(Items from an interface collection)

*** Block opens ***

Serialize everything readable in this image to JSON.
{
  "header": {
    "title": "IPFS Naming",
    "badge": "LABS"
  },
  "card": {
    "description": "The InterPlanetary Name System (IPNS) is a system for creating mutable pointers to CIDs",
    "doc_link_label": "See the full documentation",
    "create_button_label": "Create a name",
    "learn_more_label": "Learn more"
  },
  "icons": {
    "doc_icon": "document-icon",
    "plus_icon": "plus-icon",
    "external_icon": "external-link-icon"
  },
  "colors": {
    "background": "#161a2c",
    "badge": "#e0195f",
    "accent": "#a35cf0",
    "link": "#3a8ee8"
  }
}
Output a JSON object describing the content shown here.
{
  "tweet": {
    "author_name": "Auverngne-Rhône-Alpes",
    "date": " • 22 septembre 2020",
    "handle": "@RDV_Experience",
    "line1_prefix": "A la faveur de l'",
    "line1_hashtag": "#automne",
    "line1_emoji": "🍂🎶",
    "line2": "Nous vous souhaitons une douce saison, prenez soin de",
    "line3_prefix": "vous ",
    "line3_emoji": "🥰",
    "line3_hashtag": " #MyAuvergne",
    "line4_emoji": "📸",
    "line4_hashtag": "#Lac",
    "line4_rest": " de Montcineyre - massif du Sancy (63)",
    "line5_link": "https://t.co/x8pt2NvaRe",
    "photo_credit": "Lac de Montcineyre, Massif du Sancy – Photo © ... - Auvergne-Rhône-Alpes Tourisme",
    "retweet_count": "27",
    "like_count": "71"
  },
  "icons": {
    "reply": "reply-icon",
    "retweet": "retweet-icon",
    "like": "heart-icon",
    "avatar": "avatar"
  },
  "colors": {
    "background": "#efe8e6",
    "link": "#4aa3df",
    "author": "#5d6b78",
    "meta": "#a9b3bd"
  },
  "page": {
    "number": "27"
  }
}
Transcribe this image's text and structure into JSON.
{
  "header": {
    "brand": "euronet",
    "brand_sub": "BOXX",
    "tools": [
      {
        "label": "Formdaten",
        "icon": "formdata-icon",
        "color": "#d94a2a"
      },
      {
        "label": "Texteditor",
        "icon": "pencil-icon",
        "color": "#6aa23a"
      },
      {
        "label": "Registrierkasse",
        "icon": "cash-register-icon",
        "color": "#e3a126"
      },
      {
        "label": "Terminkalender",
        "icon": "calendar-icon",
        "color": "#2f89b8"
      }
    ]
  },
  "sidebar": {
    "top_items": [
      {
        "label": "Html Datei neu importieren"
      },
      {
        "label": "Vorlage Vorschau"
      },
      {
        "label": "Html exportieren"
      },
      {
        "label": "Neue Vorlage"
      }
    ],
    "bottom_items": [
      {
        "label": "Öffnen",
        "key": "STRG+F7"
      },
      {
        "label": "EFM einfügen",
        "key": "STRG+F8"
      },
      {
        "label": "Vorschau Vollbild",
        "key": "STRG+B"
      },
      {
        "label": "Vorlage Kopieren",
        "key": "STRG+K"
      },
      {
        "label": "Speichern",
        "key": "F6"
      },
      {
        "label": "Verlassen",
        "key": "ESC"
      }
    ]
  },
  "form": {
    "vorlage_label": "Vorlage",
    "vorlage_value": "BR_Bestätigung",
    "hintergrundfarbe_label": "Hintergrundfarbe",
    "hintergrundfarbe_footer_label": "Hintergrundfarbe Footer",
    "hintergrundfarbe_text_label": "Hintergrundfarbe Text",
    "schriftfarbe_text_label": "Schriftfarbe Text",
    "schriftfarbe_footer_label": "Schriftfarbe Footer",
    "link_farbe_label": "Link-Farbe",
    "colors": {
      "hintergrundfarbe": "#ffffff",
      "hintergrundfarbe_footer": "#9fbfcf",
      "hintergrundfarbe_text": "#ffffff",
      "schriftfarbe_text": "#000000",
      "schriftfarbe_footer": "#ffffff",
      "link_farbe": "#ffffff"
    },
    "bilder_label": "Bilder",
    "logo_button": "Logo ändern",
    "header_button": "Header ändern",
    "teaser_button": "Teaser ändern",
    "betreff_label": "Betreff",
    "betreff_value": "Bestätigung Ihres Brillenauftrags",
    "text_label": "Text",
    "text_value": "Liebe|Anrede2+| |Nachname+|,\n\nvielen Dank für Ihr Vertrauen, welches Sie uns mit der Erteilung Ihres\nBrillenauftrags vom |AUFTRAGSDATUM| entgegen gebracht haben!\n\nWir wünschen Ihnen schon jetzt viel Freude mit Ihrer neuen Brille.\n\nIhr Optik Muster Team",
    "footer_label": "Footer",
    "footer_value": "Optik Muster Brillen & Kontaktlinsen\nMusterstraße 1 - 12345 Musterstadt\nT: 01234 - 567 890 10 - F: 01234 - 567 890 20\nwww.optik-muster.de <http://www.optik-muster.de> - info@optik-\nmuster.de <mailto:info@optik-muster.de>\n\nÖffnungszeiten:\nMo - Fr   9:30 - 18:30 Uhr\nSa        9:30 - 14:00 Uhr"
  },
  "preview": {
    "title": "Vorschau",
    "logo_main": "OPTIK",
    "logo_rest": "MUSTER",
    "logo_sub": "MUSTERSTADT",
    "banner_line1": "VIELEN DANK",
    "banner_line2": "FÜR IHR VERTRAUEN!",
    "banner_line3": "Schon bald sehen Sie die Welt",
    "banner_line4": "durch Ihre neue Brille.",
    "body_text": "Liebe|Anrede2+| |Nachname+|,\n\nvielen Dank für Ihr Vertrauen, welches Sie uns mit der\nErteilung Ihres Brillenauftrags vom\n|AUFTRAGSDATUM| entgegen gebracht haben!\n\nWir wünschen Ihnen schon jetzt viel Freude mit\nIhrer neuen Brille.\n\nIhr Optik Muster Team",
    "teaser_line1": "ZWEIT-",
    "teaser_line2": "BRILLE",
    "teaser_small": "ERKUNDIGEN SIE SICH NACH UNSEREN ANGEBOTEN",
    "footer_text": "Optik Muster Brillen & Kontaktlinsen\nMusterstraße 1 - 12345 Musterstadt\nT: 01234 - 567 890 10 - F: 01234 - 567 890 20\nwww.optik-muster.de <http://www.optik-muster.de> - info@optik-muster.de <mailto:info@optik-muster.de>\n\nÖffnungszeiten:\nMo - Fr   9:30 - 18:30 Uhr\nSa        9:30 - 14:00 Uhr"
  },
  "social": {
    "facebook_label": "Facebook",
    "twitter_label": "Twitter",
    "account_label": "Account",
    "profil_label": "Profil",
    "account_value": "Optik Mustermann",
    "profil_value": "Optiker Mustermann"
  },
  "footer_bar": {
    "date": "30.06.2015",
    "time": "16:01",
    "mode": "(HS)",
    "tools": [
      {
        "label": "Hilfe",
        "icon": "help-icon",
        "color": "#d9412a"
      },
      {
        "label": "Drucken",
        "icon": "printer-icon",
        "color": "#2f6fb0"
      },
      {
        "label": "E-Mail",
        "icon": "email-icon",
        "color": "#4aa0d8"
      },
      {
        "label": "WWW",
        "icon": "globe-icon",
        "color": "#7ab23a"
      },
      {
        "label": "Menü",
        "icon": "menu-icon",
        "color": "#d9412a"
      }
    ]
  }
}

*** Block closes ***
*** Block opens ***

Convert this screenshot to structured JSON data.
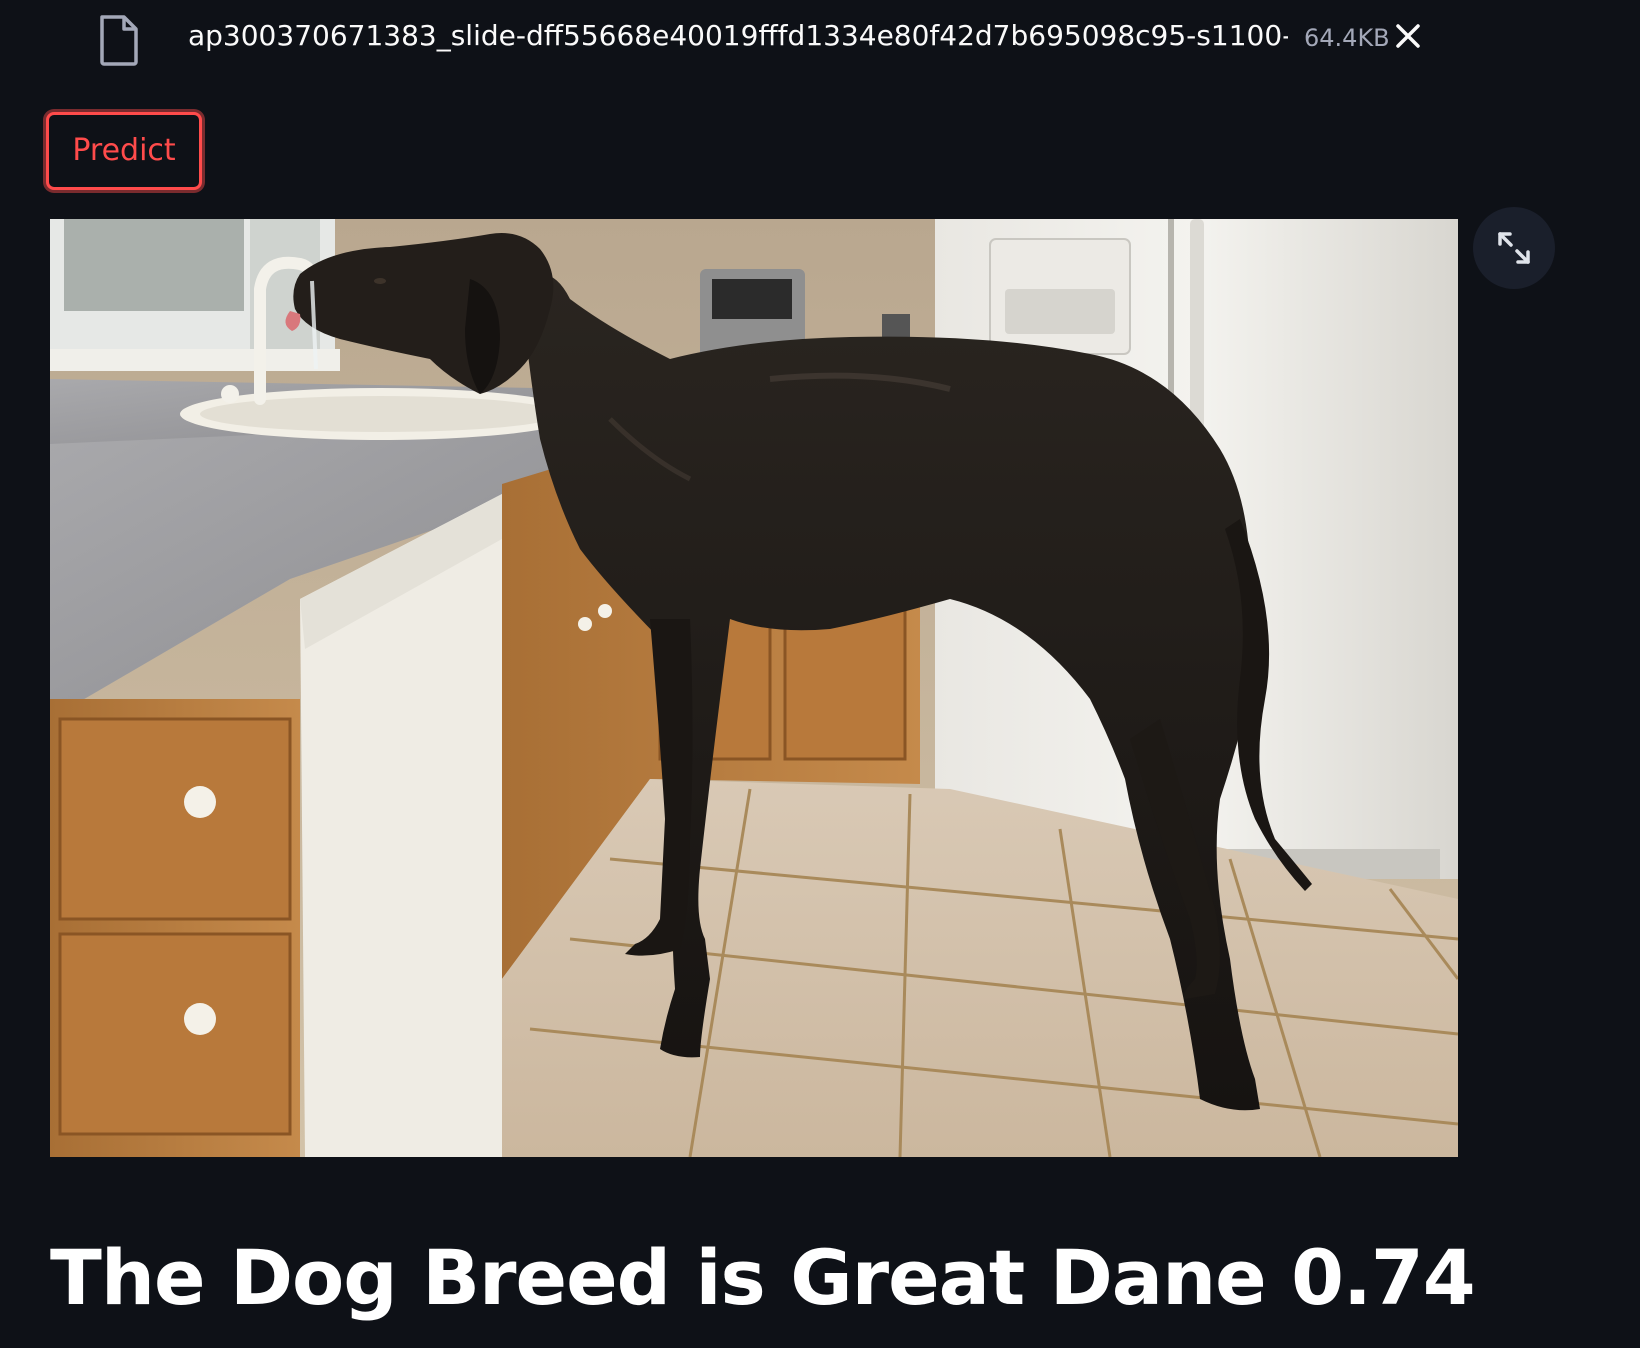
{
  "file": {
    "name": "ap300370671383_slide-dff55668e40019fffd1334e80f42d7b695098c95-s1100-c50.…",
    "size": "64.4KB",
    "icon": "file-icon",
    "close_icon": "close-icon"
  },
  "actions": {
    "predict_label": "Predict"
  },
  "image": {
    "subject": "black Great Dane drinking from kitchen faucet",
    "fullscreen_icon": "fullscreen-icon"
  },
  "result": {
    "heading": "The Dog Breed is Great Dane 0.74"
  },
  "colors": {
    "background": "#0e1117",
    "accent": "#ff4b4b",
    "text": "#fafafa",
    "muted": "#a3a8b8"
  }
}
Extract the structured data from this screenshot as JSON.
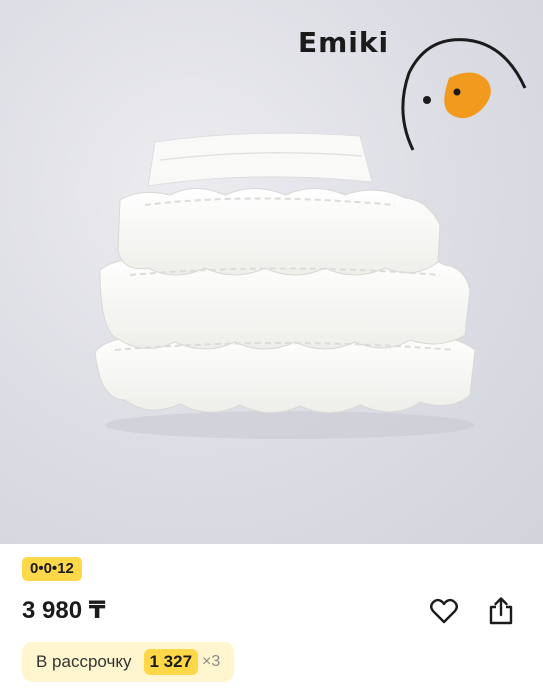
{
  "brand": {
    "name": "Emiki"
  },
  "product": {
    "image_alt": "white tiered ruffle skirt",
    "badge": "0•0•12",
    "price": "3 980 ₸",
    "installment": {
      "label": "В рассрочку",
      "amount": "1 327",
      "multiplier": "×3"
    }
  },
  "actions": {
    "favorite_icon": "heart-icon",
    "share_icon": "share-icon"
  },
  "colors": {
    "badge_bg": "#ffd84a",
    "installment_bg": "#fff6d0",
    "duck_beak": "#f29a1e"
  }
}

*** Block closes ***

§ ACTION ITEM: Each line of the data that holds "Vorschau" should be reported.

§ OUTPUT OF THE EXERCISE:
        "label": "Vorlage Vorschau"
        "label": "Vorschau Vollbild",
    "title": "Vorschau",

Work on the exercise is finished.